OWASP Periodic Table of Vulnerabilities - Cookie Theft/Session Hijacking
Cookie Theft/Session Hijacking
Root Cause Summary
It's possible for an attacker to steal and reuse session identifiers or other sensitive cookie values when they are stored or transmitted insecurely.
Browser / Standards Solution
Define a new standard for transmitting session identifiers and managing them within the browser, such as a new request/response header to be used instead of cookies. The standard should include a mechanism to tie the session identifier to the SSL session on both the browser and the server.
- Make sure that all session identifiers are transmitted over an encrypted protocol.
- Terminate/regenerate the session if the session token is transmitted insecurely (either in clear text or as part of the URL), or signal to the application to do so.
- Enforce the Secure and HttpOnly flags on sensitive cookies using a Web Application Firewall.
- Ensure that session identifiers are transmitted only using the SSL session where they originated. Track sessions across SSL renegotiations and integrate with framework solutions to support common SSL termination/reencryption architectures.
Generic Framework Solution
The framework should provide a centralized cookie management API which prevents direct access to cookies. By default, cookies should be handled according to the following rules, which must be explicitly overridden if a developer has a specific need for a cookie with unsafe properties.
- Apply Secure and HttpOnly flags.
- Set the Domain and Path parameters for the cookie correctly.
- Automatically check for cookie support and either instruct the user to enable cookies/upgrade the browser, or switch to a "cookieless" session scheme based on a configuration choice. Default to requiring cookie support.
- Expose a simple administrative interface for setting P3P rules.
- Automatically validate and signal when the number of cookies in use or the size of cookie data exceeds that which is commonly supported by browsers.
- Prevent application code from overwriting or otherwise manipulating the session cookie. Possibly prohibit the application from accessing the session token at all.

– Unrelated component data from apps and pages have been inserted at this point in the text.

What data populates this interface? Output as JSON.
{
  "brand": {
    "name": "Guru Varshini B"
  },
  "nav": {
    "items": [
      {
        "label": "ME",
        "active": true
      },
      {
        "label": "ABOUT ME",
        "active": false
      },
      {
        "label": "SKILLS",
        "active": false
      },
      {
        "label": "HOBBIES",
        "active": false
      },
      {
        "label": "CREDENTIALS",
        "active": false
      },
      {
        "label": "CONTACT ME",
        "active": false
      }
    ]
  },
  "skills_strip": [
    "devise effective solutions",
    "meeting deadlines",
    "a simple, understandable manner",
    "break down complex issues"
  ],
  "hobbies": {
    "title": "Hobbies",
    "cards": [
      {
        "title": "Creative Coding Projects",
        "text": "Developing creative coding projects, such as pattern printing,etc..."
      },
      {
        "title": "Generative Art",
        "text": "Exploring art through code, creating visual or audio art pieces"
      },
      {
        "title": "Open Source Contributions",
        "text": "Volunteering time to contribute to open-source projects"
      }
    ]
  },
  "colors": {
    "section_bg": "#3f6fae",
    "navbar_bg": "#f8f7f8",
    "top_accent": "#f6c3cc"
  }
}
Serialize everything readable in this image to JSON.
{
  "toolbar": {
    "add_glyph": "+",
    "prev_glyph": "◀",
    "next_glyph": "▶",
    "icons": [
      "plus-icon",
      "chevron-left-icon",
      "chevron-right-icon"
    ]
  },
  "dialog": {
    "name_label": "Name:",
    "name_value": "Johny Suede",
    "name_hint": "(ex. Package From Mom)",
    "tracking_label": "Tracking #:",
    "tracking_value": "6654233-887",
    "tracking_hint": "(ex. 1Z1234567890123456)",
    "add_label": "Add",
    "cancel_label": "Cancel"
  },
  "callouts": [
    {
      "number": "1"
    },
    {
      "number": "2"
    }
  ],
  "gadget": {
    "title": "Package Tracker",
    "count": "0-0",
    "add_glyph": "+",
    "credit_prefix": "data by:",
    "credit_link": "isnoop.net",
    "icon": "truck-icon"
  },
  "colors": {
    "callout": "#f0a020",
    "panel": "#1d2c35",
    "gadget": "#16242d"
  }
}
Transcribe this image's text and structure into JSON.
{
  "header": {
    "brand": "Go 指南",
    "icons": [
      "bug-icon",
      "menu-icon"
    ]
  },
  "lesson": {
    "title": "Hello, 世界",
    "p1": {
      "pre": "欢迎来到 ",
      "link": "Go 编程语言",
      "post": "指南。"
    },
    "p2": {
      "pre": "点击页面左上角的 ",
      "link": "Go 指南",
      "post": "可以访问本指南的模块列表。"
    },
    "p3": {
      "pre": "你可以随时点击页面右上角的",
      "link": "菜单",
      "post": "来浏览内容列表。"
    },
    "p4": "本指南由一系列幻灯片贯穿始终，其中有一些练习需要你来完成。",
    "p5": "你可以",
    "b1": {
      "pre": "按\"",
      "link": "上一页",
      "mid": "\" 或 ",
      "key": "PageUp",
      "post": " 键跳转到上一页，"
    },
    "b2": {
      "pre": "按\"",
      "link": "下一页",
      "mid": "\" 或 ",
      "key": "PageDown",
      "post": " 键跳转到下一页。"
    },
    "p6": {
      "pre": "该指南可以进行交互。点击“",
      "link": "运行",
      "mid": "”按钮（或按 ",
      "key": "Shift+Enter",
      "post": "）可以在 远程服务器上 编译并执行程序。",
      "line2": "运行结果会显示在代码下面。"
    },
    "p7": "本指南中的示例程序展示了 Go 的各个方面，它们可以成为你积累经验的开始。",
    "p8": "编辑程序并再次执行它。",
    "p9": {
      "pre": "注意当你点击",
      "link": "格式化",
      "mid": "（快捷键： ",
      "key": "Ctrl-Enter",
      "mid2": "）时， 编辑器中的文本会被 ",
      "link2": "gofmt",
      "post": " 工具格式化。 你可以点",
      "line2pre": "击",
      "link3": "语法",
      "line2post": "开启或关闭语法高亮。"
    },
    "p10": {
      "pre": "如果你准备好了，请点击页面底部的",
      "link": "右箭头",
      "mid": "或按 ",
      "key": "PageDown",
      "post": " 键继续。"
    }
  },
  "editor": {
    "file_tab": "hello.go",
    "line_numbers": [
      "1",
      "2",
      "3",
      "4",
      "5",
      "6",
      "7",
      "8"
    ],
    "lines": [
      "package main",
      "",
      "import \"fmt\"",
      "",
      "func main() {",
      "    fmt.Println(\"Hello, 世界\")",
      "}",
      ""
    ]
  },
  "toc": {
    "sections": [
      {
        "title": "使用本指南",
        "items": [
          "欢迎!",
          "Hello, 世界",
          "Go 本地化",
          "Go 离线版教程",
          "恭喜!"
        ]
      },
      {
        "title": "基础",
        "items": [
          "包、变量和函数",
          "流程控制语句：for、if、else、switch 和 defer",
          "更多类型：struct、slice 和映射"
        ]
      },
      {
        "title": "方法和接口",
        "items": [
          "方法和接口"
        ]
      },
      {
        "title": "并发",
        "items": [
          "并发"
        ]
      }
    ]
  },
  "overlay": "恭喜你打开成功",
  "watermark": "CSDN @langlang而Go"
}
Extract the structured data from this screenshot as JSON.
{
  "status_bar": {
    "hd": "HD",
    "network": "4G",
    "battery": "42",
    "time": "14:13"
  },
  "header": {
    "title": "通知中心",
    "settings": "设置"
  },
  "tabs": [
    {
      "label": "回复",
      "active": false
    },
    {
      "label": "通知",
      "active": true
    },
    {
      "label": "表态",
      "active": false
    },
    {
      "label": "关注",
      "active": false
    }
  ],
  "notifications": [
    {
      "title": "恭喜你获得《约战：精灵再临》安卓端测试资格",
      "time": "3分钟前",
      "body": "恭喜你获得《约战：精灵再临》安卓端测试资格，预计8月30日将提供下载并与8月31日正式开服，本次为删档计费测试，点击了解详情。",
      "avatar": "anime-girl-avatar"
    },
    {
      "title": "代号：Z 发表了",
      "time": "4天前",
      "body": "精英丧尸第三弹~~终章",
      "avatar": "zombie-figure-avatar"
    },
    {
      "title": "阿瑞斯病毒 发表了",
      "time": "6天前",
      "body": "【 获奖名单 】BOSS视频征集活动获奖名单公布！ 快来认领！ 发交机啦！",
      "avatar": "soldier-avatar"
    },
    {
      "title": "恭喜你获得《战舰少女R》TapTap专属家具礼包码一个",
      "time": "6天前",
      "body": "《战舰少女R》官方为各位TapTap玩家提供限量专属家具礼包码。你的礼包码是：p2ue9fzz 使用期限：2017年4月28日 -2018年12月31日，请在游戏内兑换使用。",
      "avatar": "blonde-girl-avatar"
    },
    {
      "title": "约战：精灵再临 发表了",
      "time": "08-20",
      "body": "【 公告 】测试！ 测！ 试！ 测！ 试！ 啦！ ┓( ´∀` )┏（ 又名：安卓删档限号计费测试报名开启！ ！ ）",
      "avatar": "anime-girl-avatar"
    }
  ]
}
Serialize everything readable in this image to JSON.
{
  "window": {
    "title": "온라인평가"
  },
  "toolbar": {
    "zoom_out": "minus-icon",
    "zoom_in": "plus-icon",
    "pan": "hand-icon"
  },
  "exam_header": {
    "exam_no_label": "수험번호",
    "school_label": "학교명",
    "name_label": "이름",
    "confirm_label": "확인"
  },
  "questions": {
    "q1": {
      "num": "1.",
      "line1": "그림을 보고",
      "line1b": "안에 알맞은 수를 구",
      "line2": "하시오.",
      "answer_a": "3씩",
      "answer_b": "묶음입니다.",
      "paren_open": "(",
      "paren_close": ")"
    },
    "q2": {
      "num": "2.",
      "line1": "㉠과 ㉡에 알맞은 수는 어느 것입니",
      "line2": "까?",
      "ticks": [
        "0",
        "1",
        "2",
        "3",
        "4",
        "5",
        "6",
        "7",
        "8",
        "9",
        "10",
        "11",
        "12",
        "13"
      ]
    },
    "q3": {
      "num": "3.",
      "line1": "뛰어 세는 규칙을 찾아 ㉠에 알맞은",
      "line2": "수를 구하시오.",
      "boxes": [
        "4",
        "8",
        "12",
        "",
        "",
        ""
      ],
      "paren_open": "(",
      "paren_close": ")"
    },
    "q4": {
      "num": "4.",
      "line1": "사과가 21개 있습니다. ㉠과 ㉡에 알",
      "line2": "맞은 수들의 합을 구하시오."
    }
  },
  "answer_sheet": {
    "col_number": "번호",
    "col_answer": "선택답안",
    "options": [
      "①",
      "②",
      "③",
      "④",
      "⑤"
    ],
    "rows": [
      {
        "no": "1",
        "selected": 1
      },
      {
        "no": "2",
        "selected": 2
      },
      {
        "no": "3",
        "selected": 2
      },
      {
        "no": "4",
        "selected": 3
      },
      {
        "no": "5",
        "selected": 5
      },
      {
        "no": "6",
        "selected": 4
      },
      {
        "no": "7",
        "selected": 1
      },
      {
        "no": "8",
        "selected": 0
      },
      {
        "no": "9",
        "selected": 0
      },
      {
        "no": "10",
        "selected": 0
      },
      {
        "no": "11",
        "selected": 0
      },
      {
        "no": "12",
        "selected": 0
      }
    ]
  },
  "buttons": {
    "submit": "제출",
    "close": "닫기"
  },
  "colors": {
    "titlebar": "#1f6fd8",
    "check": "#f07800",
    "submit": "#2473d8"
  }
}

The framework should provide a configurable session management scheme, which includes the following features:
- Alert user and deauthorize oldest session when multiple simultaneous logins are detected. Multiple simultaneous logins are prohibited by default, but may be enabled by changing a configuration setting.
- Terminate session and send security SNMP trap or other configurable message if User-Agent string or other client fingerprinting changes.
- Tie the session ID to the SSL session and provide configurable options for actions to take if the session ID is transmitted over a new SSL session. Expose integration points with perimeter technologies to facilitate SSL termination, renegotiation, and other transitions.
- Provide the option to the user when logging in to pin the session to the originating IP.
- Never include session information as part of a URL in order to support "cookieless" sessions. Rewrite URLs as form POSTs including the session identifier as a hidden field, instead.
- Provide a configurable option for automatically changing the session identifier transparently during a session: never, after a set time period, or a set number of requests.
Custom Framework Solution
Custom Code Solution